Drivers can be architected and implemented in many different ways but no matter the method there is one critical characteristic that needs to be considered up front; to block or not to block. This decision can impact not only the efficiency of the driver but also the real-time behavior of the system.
A blocking driver is by far the easiest to implement. The driver when executing in blocking mode runs without any interruptions or concerns for any other process that may require the CPU. Blocking drivers are called so because they don’t want to be interrupted. They take the CPU and run with it no matter what else might be going on in the system. A classic example of a blocking driver can be seen in Figure 1.
Figure 1 – Blocking Driver
This example shows a series of bytes that need to be transmitted on a serial interface. After loading a byte into the transmit buffer the driver polls the transmission complete flag continuously until transmission is completed. In effect, while data is being transmitted the driver is blocking any other code from using the microprocessor. This wastes CPU cycles and makes the blocking driver inefficient. Figure 2 shows an example of what a blocking driver’s sequence diagram would look like.
Figure 2 – Blocking Driver Sequence Diagram
Blocking drivers are simple and make sense when transmitting small amounts of data over high speed interfaces or when the driver is being used in a time independent application. Non-blocking drivers can be used when the driver execution time is consider too long and other portions of the application need access to the microprocessor. Non-blocking drivers are slightly more complicated than blocking drivers because they require the use of interrupts to signal when the driver needs access to the CPU. Figure 3 shows an example of what a non-blocking driver’s sequence diagram might look like.
There are a number of practical driver design patterns that would utilize a non-blocking architecture. For example, an analog to digital converter driver might interrupt when a channel has sampled.
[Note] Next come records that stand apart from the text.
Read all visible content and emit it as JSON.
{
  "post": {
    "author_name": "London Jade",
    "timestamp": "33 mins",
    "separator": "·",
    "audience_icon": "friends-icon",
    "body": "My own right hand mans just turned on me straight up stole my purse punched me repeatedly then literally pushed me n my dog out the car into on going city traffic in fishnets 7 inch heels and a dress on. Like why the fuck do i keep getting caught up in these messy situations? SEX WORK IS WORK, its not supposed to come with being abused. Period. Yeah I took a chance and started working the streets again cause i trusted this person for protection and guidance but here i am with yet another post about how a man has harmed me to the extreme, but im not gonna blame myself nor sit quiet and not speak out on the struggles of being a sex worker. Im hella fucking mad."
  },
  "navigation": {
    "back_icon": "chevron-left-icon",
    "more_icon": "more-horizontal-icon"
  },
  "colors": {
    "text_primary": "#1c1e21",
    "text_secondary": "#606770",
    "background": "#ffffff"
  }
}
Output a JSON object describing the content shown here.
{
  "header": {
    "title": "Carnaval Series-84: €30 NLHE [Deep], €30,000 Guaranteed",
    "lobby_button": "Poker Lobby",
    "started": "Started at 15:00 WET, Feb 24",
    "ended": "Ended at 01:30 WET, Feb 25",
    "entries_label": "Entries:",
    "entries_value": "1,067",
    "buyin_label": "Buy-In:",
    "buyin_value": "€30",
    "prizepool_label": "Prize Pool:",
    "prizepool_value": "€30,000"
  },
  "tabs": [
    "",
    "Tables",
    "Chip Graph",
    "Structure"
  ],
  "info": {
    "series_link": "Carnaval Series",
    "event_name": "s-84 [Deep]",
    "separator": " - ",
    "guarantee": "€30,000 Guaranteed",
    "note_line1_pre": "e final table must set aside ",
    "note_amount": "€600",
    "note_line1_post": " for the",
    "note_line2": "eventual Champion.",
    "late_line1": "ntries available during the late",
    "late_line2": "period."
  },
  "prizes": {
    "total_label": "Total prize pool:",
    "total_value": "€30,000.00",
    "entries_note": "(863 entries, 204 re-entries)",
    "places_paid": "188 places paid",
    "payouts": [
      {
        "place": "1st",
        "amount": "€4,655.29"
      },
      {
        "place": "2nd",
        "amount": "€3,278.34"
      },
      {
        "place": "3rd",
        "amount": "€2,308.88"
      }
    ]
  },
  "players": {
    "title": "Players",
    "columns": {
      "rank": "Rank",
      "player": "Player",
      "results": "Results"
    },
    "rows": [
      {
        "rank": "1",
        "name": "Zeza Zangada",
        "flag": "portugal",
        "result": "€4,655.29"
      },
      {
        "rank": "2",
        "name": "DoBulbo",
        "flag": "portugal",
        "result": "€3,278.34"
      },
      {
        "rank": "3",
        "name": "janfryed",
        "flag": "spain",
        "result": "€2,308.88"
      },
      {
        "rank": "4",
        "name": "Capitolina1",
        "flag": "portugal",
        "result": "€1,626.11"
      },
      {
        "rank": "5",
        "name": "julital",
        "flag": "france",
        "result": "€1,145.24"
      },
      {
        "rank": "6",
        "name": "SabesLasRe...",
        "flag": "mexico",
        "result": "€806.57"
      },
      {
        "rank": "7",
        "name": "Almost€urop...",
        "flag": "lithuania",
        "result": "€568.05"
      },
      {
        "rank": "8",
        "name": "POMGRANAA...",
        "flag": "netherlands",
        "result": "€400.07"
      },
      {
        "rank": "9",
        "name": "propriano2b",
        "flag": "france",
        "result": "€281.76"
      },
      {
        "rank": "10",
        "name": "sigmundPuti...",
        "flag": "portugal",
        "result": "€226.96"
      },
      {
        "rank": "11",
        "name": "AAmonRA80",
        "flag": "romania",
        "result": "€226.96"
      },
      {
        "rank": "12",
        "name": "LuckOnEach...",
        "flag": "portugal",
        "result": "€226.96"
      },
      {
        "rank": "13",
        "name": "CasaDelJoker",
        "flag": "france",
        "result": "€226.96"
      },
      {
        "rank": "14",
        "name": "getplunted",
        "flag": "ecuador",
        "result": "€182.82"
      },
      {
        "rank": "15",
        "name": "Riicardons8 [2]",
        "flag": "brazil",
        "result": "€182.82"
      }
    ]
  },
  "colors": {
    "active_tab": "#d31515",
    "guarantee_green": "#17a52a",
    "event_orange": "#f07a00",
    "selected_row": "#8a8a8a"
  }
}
The interrupt would store the measured value and increment to the next channel to be sampled. This behavior allows the converter to sample analog signals in the background while still executing application code. The important point to understand is that by using interrupts in the driver, the developer is then able to execute other code on the microcontroller rather than waste precious computing cycles.
Both blocking and non-blocking drivers are perfectly legitimate design choices. Selecting the method to employ is determined by the requirements and needs of the system. In many applications a simple blocking driver is sufficient. Applications that are time critical or are short on computing cycles benefit greatly from a non-blocking methodology. For a comparison between the two methodologies refer to Table 1.